    • W.E. Bowdain took over the Linkville Weekly Star and lost it all in a fire several months later.

  … Rocky Point, Upper Klamath Lake, Fort Klamath, Crater Lake, Klamath Development Company
… Transportation, Logging. Railroads, Power, Communications, Mining
•  … Reclamation, Farming, Merrill, Malin, Tulelake
  … Klamath Falls, Jacksonville, Medford, Ashland
  … Indians, Klamath & Yainax Agency, Chiloquin, Spring Creek, Sprague

    upper klamath basin timelines icon

    Klamath Basin Timeline: Before 1500 … Islands, Mountains, and People

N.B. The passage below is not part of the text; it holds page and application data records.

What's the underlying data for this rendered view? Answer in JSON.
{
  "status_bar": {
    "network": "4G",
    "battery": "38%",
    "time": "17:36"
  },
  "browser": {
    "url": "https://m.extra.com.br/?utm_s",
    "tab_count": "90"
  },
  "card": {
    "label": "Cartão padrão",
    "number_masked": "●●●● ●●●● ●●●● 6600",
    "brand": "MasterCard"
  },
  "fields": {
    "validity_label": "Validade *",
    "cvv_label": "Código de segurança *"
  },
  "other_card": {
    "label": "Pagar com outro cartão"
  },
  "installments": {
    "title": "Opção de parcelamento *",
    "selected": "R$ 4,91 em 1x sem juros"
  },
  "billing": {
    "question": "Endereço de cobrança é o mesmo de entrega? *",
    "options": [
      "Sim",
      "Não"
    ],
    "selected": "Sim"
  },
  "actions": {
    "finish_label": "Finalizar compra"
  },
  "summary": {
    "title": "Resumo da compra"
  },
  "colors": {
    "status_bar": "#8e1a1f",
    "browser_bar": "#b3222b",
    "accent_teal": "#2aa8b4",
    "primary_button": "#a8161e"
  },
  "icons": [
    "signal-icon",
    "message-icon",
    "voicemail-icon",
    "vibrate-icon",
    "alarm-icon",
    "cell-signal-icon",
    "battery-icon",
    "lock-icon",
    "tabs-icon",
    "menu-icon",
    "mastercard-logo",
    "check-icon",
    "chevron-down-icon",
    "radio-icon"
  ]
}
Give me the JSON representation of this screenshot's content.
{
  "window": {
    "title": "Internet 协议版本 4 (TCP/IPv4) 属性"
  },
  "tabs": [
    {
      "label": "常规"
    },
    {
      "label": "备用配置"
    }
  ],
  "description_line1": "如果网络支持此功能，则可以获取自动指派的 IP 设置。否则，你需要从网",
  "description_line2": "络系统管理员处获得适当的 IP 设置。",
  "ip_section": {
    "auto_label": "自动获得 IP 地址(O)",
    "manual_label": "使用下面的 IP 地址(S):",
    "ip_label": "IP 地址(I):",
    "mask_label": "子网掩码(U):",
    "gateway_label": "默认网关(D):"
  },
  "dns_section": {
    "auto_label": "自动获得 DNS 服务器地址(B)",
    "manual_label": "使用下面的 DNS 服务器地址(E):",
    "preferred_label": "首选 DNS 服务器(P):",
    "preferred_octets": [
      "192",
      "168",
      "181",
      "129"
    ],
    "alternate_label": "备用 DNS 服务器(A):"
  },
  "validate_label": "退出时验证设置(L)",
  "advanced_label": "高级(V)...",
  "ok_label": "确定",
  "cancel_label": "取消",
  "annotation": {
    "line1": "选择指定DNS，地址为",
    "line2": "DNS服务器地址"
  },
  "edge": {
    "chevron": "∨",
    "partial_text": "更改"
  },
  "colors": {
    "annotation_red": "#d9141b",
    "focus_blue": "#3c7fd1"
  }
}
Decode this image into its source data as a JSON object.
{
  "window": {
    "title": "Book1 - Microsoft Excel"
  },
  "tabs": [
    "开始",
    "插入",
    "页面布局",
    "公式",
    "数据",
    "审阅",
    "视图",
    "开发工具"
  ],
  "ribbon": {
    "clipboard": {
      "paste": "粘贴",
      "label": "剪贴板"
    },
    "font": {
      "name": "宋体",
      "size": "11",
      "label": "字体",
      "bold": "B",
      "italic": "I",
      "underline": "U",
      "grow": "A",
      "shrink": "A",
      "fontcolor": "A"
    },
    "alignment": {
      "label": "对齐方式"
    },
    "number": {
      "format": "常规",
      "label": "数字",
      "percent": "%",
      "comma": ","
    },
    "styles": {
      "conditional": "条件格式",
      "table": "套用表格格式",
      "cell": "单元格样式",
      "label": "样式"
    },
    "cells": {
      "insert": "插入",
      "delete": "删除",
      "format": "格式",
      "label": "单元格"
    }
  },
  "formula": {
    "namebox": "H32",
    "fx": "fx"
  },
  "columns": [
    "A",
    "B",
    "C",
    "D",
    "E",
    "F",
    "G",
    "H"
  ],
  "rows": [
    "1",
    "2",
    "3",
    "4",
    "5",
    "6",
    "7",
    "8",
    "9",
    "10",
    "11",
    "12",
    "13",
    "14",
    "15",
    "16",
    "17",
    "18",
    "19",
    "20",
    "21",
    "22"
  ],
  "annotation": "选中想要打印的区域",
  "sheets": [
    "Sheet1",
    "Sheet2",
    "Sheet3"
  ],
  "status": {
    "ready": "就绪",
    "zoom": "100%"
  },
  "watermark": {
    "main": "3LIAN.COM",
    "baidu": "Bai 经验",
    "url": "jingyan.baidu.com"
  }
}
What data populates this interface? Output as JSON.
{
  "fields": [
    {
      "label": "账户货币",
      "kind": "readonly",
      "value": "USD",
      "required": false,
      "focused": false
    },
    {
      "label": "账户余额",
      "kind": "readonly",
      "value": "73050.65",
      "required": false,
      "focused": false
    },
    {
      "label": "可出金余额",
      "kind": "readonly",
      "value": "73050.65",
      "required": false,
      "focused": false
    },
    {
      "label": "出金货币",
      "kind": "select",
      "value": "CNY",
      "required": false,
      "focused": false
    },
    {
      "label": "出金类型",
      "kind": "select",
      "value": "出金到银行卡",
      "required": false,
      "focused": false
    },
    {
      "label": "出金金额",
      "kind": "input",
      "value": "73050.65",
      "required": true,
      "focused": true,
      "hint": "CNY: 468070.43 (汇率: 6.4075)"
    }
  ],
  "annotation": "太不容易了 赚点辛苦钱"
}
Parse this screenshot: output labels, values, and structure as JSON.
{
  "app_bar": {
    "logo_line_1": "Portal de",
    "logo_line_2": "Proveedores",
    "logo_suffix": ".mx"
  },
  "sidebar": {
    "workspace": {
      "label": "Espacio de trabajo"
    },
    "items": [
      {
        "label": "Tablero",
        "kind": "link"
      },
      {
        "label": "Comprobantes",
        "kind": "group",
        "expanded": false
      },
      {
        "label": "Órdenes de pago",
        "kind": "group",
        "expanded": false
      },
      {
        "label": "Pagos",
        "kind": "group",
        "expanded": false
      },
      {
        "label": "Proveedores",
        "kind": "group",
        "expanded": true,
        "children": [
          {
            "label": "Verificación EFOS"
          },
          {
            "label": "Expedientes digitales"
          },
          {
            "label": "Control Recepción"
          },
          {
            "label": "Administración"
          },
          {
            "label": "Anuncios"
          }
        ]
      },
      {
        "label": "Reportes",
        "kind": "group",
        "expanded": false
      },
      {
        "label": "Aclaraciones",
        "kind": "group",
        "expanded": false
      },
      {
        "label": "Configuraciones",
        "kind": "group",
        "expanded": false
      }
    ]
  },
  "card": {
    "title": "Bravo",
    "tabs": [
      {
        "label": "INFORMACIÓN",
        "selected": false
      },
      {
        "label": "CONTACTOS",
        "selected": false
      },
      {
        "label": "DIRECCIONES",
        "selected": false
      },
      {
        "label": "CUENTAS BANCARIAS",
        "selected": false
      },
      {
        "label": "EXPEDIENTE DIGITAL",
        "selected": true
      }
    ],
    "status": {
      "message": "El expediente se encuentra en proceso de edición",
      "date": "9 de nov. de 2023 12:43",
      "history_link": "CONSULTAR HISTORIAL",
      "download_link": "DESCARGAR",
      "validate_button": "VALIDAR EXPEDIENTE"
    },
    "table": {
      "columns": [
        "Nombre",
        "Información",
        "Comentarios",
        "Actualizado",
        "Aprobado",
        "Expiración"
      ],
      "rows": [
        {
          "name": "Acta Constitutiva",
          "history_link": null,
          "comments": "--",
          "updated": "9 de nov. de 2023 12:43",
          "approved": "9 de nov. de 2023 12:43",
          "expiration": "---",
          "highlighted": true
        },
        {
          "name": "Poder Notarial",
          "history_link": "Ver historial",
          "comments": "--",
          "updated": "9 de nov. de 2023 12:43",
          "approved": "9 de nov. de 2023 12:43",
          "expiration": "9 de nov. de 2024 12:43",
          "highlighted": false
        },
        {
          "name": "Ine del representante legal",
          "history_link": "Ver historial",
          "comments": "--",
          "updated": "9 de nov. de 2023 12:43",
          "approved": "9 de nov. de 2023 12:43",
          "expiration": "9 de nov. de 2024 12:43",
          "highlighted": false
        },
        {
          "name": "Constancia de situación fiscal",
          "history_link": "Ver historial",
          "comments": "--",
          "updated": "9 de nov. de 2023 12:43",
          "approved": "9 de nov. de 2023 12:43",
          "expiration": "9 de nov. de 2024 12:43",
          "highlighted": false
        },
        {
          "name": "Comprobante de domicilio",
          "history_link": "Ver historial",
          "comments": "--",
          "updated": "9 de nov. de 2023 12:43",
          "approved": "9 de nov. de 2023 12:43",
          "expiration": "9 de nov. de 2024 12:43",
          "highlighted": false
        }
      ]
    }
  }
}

    Klamath Basin Timeline: 1500 – 1839 … England, Spain, Russia

    Klamath Basin Timeline: 1840 – 1859 … Trappers, Gold and Trails

    Klamath Basin Timeline: 1860 – 1869 … Applegates and Captain Jack

    Klamath Basin Timeline: 1870 – 1879 … Strongholds and Swamplands

    Klamath Basin Timeline: 1880 – 1889 … Klamath County and Newspapers

    Klamath Basin Timeline: 1890 – 1899 … Merrill, Flour and Potatoes.

    Klamath Basin Timeline: 1900 – 1909 … Steamboats and Locomotives

    Klamath Basin Timeline: 1910 – 1919 … Automobiles and Movies

    Klamath Basin Timeline: 1920 – 1929 … Recreation and Refuge

    Klamath Basin Timeline: 1930 – 1939 … Depression, Sporting and Tulelake

    Klamath Basin Timeline: 1940 – 1949 … Internment and Homesteading

    klamath project timeline icona

    1950 – 1999… Timber, Ranches, Boomers

    2000 – Present… Legislation, Court decisions, Science Studies

    Modoc Indian War… Indians, Settlers, U.S. Army

    Bill and LoEtta Cadman, Ina and Roy Reed, Pat McMillian, William Brady,
    Andrew Ortis, John Pratt, Art Eggleston, Rob Crawford – Crawford Farms,
    Bev Wampler, Gayle and Chuck Jaynes, Richard Kopczak and
    Cindy Wright are some of the many folks that allowed access to their
    libraries and, or, shared information to help Anders compile
    the above timelines.

    © 2014 Anders Tomlinson, all rights reserved.